## Dataset excerpts
········
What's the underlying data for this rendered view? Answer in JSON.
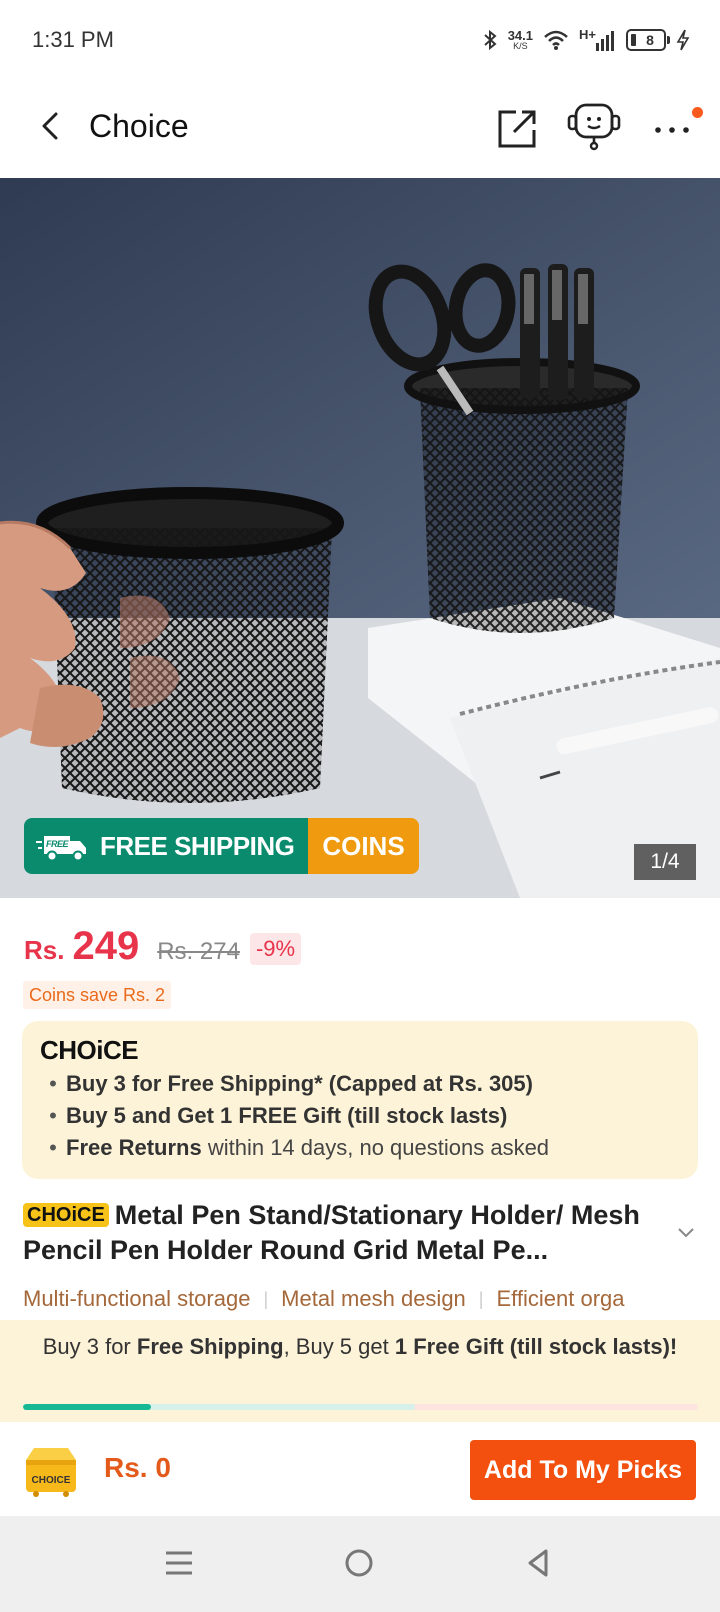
{
  "status_bar": {
    "time": "1:31 PM",
    "speed_value": "34.1",
    "speed_unit": "K/S",
    "network": "H+",
    "battery": "8"
  },
  "header": {
    "title": "Choice"
  },
  "gallery": {
    "badge_free": "FREE",
    "free_shipping": "FREE SHIPPING",
    "coins": "COINS",
    "counter": "1/4"
  },
  "price": {
    "currency": "Rs.",
    "current": "249",
    "original": "Rs. 274",
    "discount": "-9%",
    "coins_save": "Coins save Rs. 2"
  },
  "choice_box": {
    "logo": "CHOiCE",
    "benefits": [
      {
        "bold": "Buy 3 for  Free Shipping* (Capped at Rs. 305)",
        "normal": ""
      },
      {
        "bold": "Buy 5 and Get 1 FREE Gift (till stock lasts)",
        "normal": ""
      },
      {
        "bold": "Free Returns",
        "normal": " within 14 days, no questions asked"
      }
    ]
  },
  "product": {
    "tag": "CHOiCE",
    "title": "Metal Pen Stand/Stationary Holder/ Mesh Pencil Pen Holder Round Grid Metal Pe...",
    "features": [
      "Multi-functional storage",
      "Metal mesh design",
      "Efficient orga"
    ]
  },
  "promo": {
    "part1": "Buy 3 for ",
    "bold1": "Free Shipping",
    "part2": ", Buy 5 get ",
    "bold2": "1 Free Gift (till stock lasts)!",
    "progress": 0.19
  },
  "bottom_bar": {
    "cart_label": "CHOICE",
    "total": "Rs. 0",
    "add_button": "Add To My Picks"
  },
  "colors": {
    "price_red": "#e8344a",
    "brand_orange": "#f34f0e",
    "shipping_green": "#0a8b6d",
    "coins_orange": "#f09a0f",
    "choice_yellow": "#f7c318",
    "promo_bg": "#fdf3d8"
  },
  "icons": [
    "back-arrow-icon",
    "share-icon",
    "customer-service-icon",
    "more-icon",
    "truck-icon",
    "chevron-down-icon",
    "cart-box-icon",
    "menu-icon",
    "home-icon",
    "back-nav-icon"
  ]
}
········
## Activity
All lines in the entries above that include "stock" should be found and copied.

## Written response
        "bold": "Buy 5 and Get 1 FREE Gift (till stock lasts)",
    "bold2": "1 Free Gift (till stock lasts)!",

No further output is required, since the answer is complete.